I take my hat off to the good folks in the Marlborough Garlic industry, they have been through the wringer and back yet they still manage to have a smile on their faces, this extends through to the new season garlic now arriving in my kitchen door - who would have thought the largest garlic producing region in NZ would be bought to its knees by the importation of a product that is only a fraction of the quality ?

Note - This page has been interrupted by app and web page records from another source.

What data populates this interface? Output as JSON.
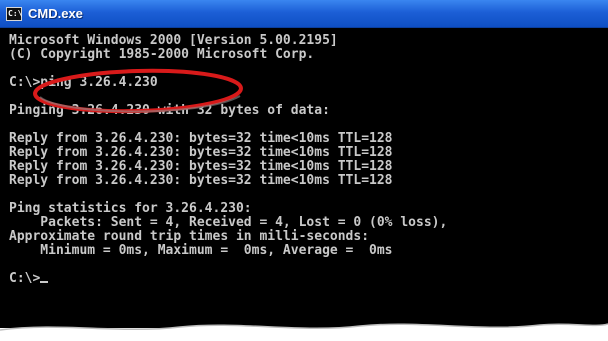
{
  "window": {
    "title": "CMD.exe",
    "icon": "cmd-icon",
    "icon_glyph": "C:\\"
  },
  "console": {
    "lines": [
      "Microsoft Windows 2000 [Version 5.00.2195]",
      "(C) Copyright 1985-2000 Microsoft Corp.",
      "",
      "C:\\>ping 3.26.4.230",
      "",
      "Pinging 3.26.4.230 with 32 bytes of data:",
      "",
      "Reply from 3.26.4.230: bytes=32 time<10ms TTL=128",
      "Reply from 3.26.4.230: bytes=32 time<10ms TTL=128",
      "Reply from 3.26.4.230: bytes=32 time<10ms TTL=128",
      "Reply from 3.26.4.230: bytes=32 time<10ms TTL=128",
      "",
      "Ping statistics for 3.26.4.230:",
      "    Packets: Sent = 4, Received = 4, Lost = 0 (0% loss),",
      "Approximate round trip times in milli-seconds:",
      "    Minimum = 0ms, Maximum =  0ms, Average =  0ms",
      "",
      "C:\\>"
    ]
  },
  "colors": {
    "titlebar": "#1c5fd6",
    "console_background": "#000000",
    "console_text": "#c9c9c9",
    "highlight_ring": "#d81a1a"
  }
}
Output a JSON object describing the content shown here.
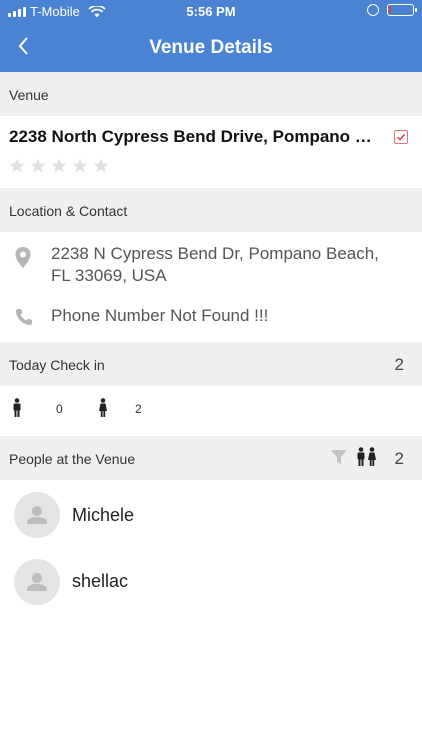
{
  "status": {
    "carrier": "T-Mobile",
    "time": "5:56 PM",
    "battery_level": 0.1,
    "battery_color": "#e23b3b"
  },
  "header": {
    "title": "Venue Details",
    "accent": "#4a82d4",
    "back_icon": "chevron-left-icon"
  },
  "venue": {
    "section_label": "Venue",
    "name": "2238 North Cypress Bend Drive, Pompano B...",
    "rating": 0,
    "rating_max": 5
  },
  "contact": {
    "section_label": "Location & Contact",
    "address": "2238 N Cypress Bend Dr, Pompano Beach, FL 33069, USA",
    "phone": "Phone Number Not Found !!!"
  },
  "checkin": {
    "section_label": "Today Check in",
    "total": "2",
    "male_count": "0",
    "female_count": "2"
  },
  "people": {
    "section_label": "People at the Venue",
    "count": "2",
    "list": [
      {
        "name": "Michele"
      },
      {
        "name": "shellac"
      }
    ]
  }
}
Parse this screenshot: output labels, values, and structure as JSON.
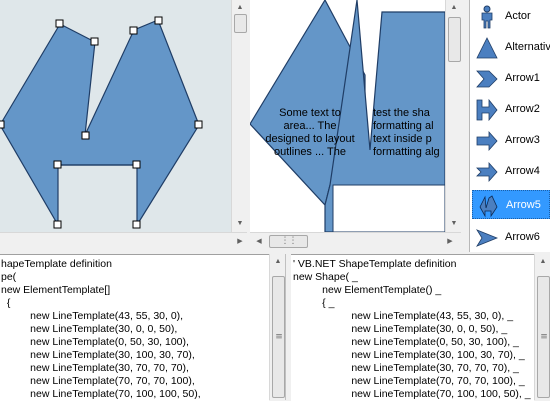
{
  "preview": {
    "text_left": [
      "Some text to",
      "area... The",
      "designed to layout",
      "outlines ... The"
    ],
    "text_right": [
      "test the sha",
      "formatting al",
      "text inside p",
      "formatting alg"
    ]
  },
  "shape_list": {
    "items": [
      {
        "label": "Actor",
        "icon": "actor-icon"
      },
      {
        "label": "Alternative",
        "icon": "triangle-icon"
      },
      {
        "label": "Arrow1",
        "icon": "chevron-arrow-icon"
      },
      {
        "label": "Arrow2",
        "icon": "double-notch-arrow-icon"
      },
      {
        "label": "Arrow3",
        "icon": "block-arrow-icon"
      },
      {
        "label": "Arrow4",
        "icon": "notched-block-arrow-icon"
      },
      {
        "label": "Arrow5",
        "icon": "compound-arrow-icon",
        "selected": true
      },
      {
        "label": "Arrow6",
        "icon": "dart-arrow-icon"
      }
    ]
  },
  "code_left": {
    "lines": [
      "hapeTemplate definition",
      "pe(",
      "new ElementTemplate[]",
      "  {",
      "          new LineTemplate(43, 55, 30, 0),",
      "          new LineTemplate(30, 0, 0, 50),",
      "          new LineTemplate(0, 50, 30, 100),",
      "          new LineTemplate(30, 100, 30, 70),",
      "          new LineTemplate(30, 70, 70, 70),",
      "          new LineTemplate(70, 70, 70, 100),",
      "          new LineTemplate(70, 100, 100, 50),"
    ]
  },
  "code_right": {
    "lines": [
      "' VB.NET ShapeTemplate definition",
      "new Shape( _",
      "          new ElementTemplate() _",
      "          { _",
      "                    new LineTemplate(43, 55, 30, 0), _",
      "                    new LineTemplate(30, 0, 0, 50), _",
      "                    new LineTemplate(0, 50, 30, 100), _",
      "                    new LineTemplate(30, 100, 30, 70), _",
      "                    new LineTemplate(30, 70, 70, 70), _",
      "                    new LineTemplate(70, 70, 70, 100), _",
      "                    new LineTemplate(70, 100, 100, 50), _"
    ]
  },
  "colors": {
    "shape_fill": "#6496c8",
    "shape_stroke": "#1f3d66",
    "editor_bg": "#dfe7ea",
    "selection": "#3399ff"
  }
}
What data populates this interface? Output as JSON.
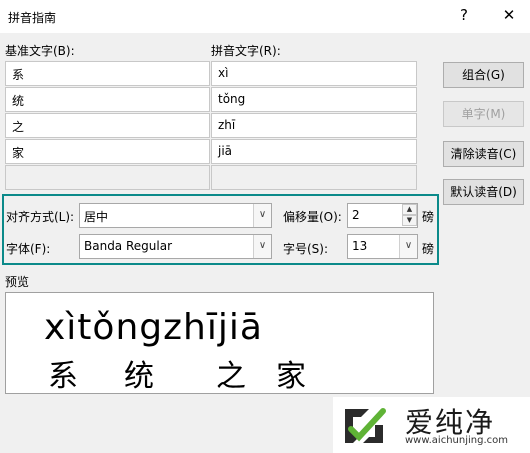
{
  "window": {
    "title": "拼音指南",
    "help": "?",
    "close": "✕"
  },
  "base_label": "基准文字(B):",
  "ruby_label": "拼音文字(R):",
  "rows": [
    {
      "base": "系",
      "ruby": "xì"
    },
    {
      "base": "统",
      "ruby": "tǒng"
    },
    {
      "base": "之",
      "ruby": "zhī"
    },
    {
      "base": "家",
      "ruby": "jiā"
    },
    {
      "base": "",
      "ruby": ""
    }
  ],
  "buttons": {
    "group": "组合(G)",
    "mono": "单字(M)",
    "clear": "清除读音(C)",
    "default": "默认读音(D)"
  },
  "alignment": {
    "label": "对齐方式(L):",
    "value": "居中"
  },
  "offset": {
    "label": "偏移量(O):",
    "value": "2",
    "unit": "磅"
  },
  "font": {
    "label": "字体(F):",
    "value": "Banda Regular"
  },
  "size": {
    "label": "字号(S):",
    "value": "13",
    "unit": "磅"
  },
  "preview": {
    "label": "预览",
    "pinyin": "xìtǒngzhījiā",
    "hanzi": [
      "系",
      "统",
      "之",
      "家"
    ]
  },
  "watermark": {
    "title": "爱纯净",
    "url": "www.aichunjing.com"
  },
  "colors": {
    "highlight": "#0b8a8a",
    "watermark_green": "#5fb336"
  }
}
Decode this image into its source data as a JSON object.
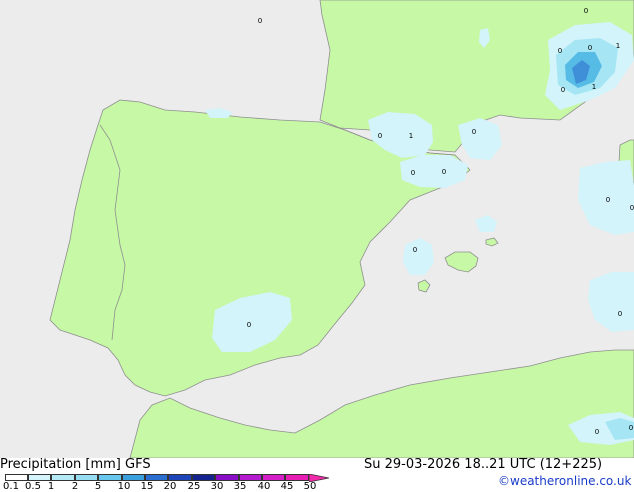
{
  "map": {
    "colors": {
      "sea": "#ececec",
      "land": "#c6f8a5",
      "border": "#8f8f8f",
      "precip_light": "#d2f4fa",
      "precip_mid": "#a6e6f4",
      "precip_strong": "#56bce6",
      "precip_core": "#3f8fd8"
    },
    "labels": [
      "0",
      "0",
      "1",
      "0",
      "0",
      "0",
      "0",
      "0",
      "1",
      "0",
      "1",
      "0",
      "0",
      "0",
      "0",
      "0",
      "0",
      "0",
      "0"
    ]
  },
  "footer": {
    "title": "Precipitation [mm] GFS",
    "datetime": "Su 29-03-2026 18..21 UTC (12+225)",
    "credit": "©weatheronline.co.uk"
  },
  "legend": {
    "ticks": [
      "0.1",
      "0.5",
      "1",
      "2",
      "5",
      "10",
      "15",
      "20",
      "25",
      "30",
      "35",
      "40",
      "45",
      "50"
    ],
    "colors": [
      "#ffffff",
      "#d2f4fa",
      "#b4eaf6",
      "#96dcf2",
      "#66c6ec",
      "#3aa0de",
      "#2a6ed0",
      "#1e46b8",
      "#14248e",
      "#8a0ec8",
      "#b41ad0",
      "#d41ec8",
      "#e81eb4",
      "#f02aa8"
    ]
  }
}
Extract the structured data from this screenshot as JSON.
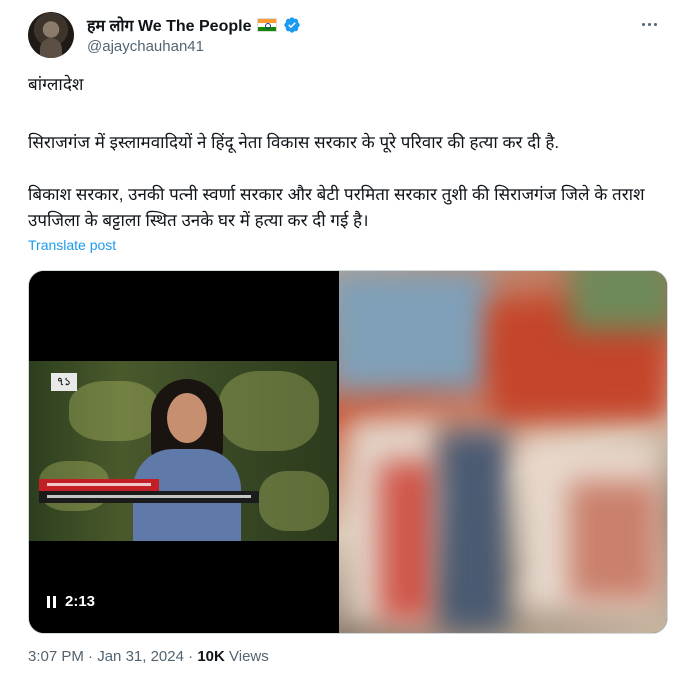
{
  "author": {
    "display_name": "हम लोग We The People",
    "handle": "@ajaychauhan41",
    "avatar_icon": "avatar-photo",
    "flag_icon": "india-flag-icon",
    "verified_icon": "verified-badge-icon",
    "verified_color": "#1d9bf0"
  },
  "tweet": {
    "paragraph_1": "बांग्लादेश",
    "paragraph_2": "सिराजगंज में इस्लामवादियों ने हिंदू नेता विकास सरकार के पूरे परिवार की हत्या कर दी है.",
    "paragraph_3": "बिकाश सरकार, उनकी पत्नी स्वर्णा सरकार और बेटी परमिता सरकार तुशी की सिराजगंज जिले के तराश उपजिला के बट्टाला स्थित उनके घर में हत्या कर दी गई है।",
    "translate_label": "Translate post"
  },
  "media": {
    "video": {
      "duration": "2:13",
      "channel_logo": "৭১"
    }
  },
  "meta": {
    "time": "3:07 PM",
    "date": "Jan 31, 2024",
    "separator": "·",
    "views_count": "10K",
    "views_label": "Views"
  },
  "colors": {
    "link": "#1d9bf0",
    "secondary_text": "#536471",
    "primary_text": "#0f1419"
  }
}
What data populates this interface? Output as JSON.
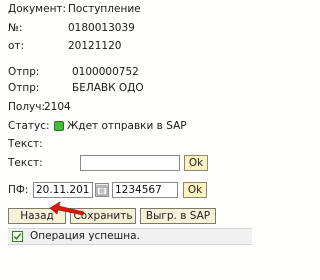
{
  "document": {
    "doc_label": "Документ:",
    "doc_value": "Поступление",
    "num_label": "№:",
    "num_value": "0180013039",
    "from_label": "от:",
    "from_value": "20121120"
  },
  "sender": {
    "label1": "Отпр:",
    "value1": "0100000752",
    "label2": "Отпр:",
    "value2": "БЕЛАВК ОДО"
  },
  "receiver": {
    "label": "Получ:",
    "value": "2104"
  },
  "status": {
    "label": "Статус:",
    "text": "Ждет отправки в SAP",
    "color": "#3fbf3a"
  },
  "text_fields": {
    "label1": "Текст:",
    "label2": "Текст:",
    "input_value": "",
    "ok_label": "Ok"
  },
  "pf": {
    "label": "ПФ:",
    "date_value": "20.11.2012",
    "code_value": "1234567",
    "ok_label": "Ok",
    "calendar_icon": "calendar-icon"
  },
  "actions": {
    "back_label": "Назад",
    "save_label": "Сохранить",
    "upload_label": "Выгр. в SAP"
  },
  "message": {
    "text": "Операция успешна.",
    "icon": "checkmark-icon",
    "icon_color": "#3b7a2a"
  }
}
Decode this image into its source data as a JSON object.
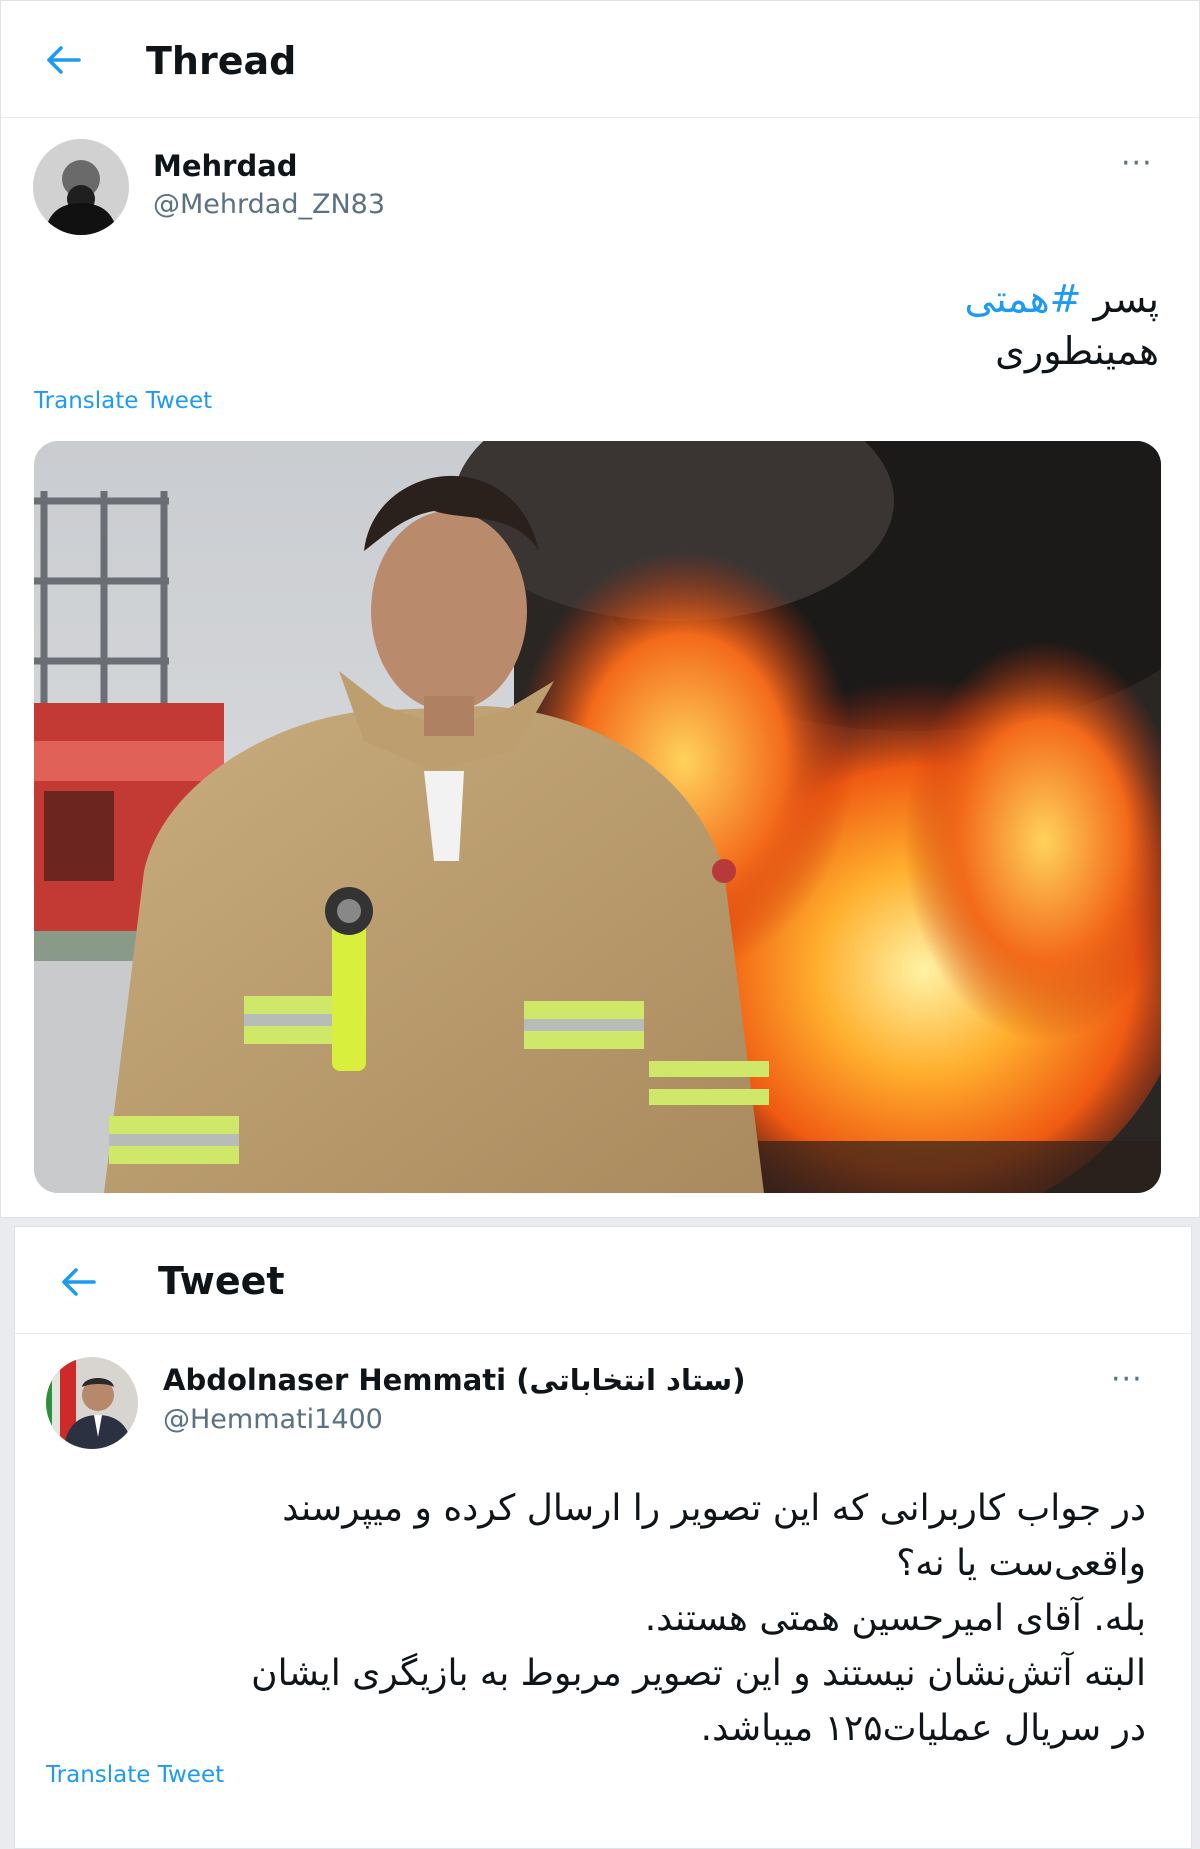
{
  "thread": {
    "header_title": "Thread",
    "author": {
      "display_name": "Mehrdad",
      "handle": "@Mehrdad_ZN83"
    },
    "text": {
      "prefix": "پسر ",
      "hashtag": "#همتی",
      "line2": "همینطوری"
    },
    "translate_label": "Translate Tweet",
    "more_label": "···"
  },
  "reply": {
    "header_title": "Tweet",
    "author": {
      "display_name": "Abdolnaser Hemmati",
      "affiliation": "(ستاد انتخاباتی)",
      "handle": "@Hemmati1400"
    },
    "text_lines": [
      "در جواب کاربرانی که این تصویر را ارسال کرده و میپرسند",
      "واقعی‌ست یا نه؟",
      "بله. آقای امیرحسین همتی هستند.",
      "البته آتش‌نشان نیستند و این تصویر مربوط به بازیگری ایشان",
      "در سریال عملیات۱۲۵ میباشد."
    ],
    "translate_label": "Translate Tweet",
    "more_label": "···"
  },
  "colors": {
    "accent": "#1d9bf0",
    "secondary_text": "#5b7083",
    "border": "#e7ecf0"
  },
  "icons": {
    "back": "arrow-left-icon",
    "more": "more-horizontal-icon"
  }
}
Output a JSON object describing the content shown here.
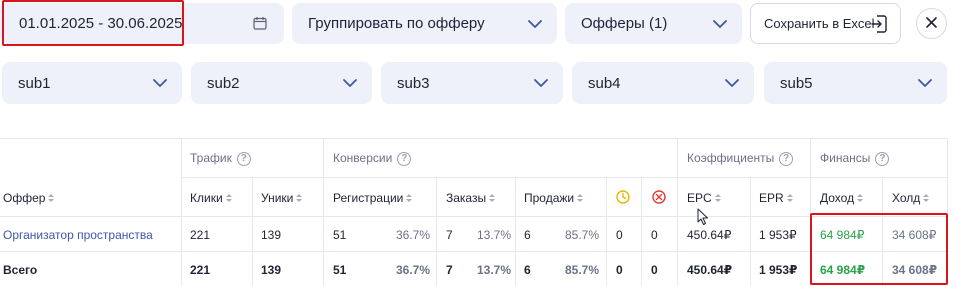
{
  "filters": {
    "date_range": "01.01.2025 - 30.06.2025",
    "group_by": "Группировать по офферу",
    "offers": "Офферы (1)",
    "save_excel": "Сохранить в Excel",
    "subs": [
      "sub1",
      "sub2",
      "sub3",
      "sub4",
      "sub5"
    ]
  },
  "table": {
    "groups": {
      "traffic": "Трафик",
      "conversions": "Конверсии",
      "coefficients": "Коэффициенты",
      "finance": "Финансы"
    },
    "columns": {
      "offer": "Оффер",
      "clicks": "Клики",
      "uniques": "Уники",
      "registrations": "Регистрации",
      "orders": "Заказы",
      "sales": "Продажи",
      "epc": "EPC",
      "epr": "EPR",
      "income": "Доход",
      "hold": "Холд"
    },
    "rows": [
      {
        "offer": "Организатор пространства",
        "clicks": "221",
        "uniques": "139",
        "registrations": "51",
        "registrations_pct": "36.7%",
        "orders": "7",
        "orders_pct": "13.7%",
        "sales": "6",
        "sales_pct": "85.7%",
        "pending": "0",
        "rejected": "0",
        "epc": "450.64₽",
        "epr": "1 953₽",
        "income": "64 984₽",
        "hold": "34 608₽"
      },
      {
        "offer": "Всего",
        "clicks": "221",
        "uniques": "139",
        "registrations": "51",
        "registrations_pct": "36.7%",
        "orders": "7",
        "orders_pct": "13.7%",
        "sales": "6",
        "sales_pct": "85.7%",
        "pending": "0",
        "rejected": "0",
        "epc": "450.64₽",
        "epr": "1 953₽",
        "income": "64 984₽",
        "hold": "34 608₽"
      }
    ]
  },
  "colors": {
    "accent": "#3e57a8",
    "highlight": "#d9161c",
    "positive": "#2aa14a",
    "pending": "#e6b800",
    "rejected": "#e23b3b"
  }
}
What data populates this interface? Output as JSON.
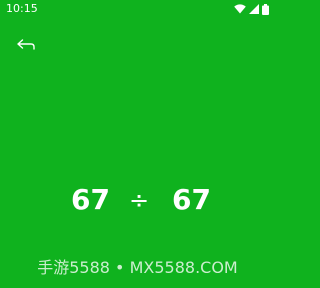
{
  "status_bar": {
    "time": "10:15",
    "icons": [
      "wifi-icon",
      "cellular-signal-icon",
      "battery-icon"
    ]
  },
  "header": {
    "back_icon": "back-arrow-icon"
  },
  "equation": {
    "left_operand": "67",
    "operator": "÷",
    "right_operand": "67"
  },
  "watermark": {
    "text": "手游5588 • MX5588.COM"
  },
  "colors": {
    "background": "#0fb21e",
    "foreground": "#ffffff"
  }
}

Marlborough garlic is available January until November every year with Pukekohe garlic being the first of the new season product available in December and it will keep you happy until New Year when the new Marlborough crop becomes available. The vast majority of New Zealand garlic is grown in the Marlborough region as it is the combination of a hard winter followed by a long dry summer which suits garlic growing perfectly resulting in quality which is second to none. New Zealand garlic is distinctively fresh and juicy with a wonderful pungency contained within clean white bulbs with roots extending.
Chinese or imported garlic while a fraction of the price will have the roots cut out and have no flavour or smell to it (that’s what has happened to our garlic breads) – you have to use 3-4 times as much to try and get the garlic flavour out which still does not compare to the pungent Marlborough produce. The chefs way is to use salt and the back of a cooks knife to smash the skin off and then grind it with the salt until a paste forms, rich oil aromas will come to the surface and give your food the garlic flavour that it needs. Too strong you I hear you say, then why use garlic if you are not looking for the real flavour? – it is like most other industrialised food products where the real taste is missing because we force them to grow too fast so that they can get to the market quickly and sit on a shelf for longer – go on I dare you and you will never go back to that Chinese taste again
In the kichen we roll in a little grape seed oil, wrap in tinfoil and then baked for 45-60 mins in a oven at 170 degrees or until soft and then use as our DIY garlic bread with local salt, local parsley, and Marlborough bagautte
Garlic Aioli Recipe
3 garlic cloves, chopped
1 large egg
1 tablespoon freshly squeezed lemon juice
1 tablespoon chopped fresh parsley
1/4 teaspoon salt
2 turns freshly ground black pepper
1/2 cup Grape Seed Oill
Combine the garlic, egg, lemon juice, parsley, salt and pepper in a food processor or blender and puree. Add the oil in a slow stream and continue to process until the mixture has formed a thick emulsion. Finish with 1 T of boiling water to set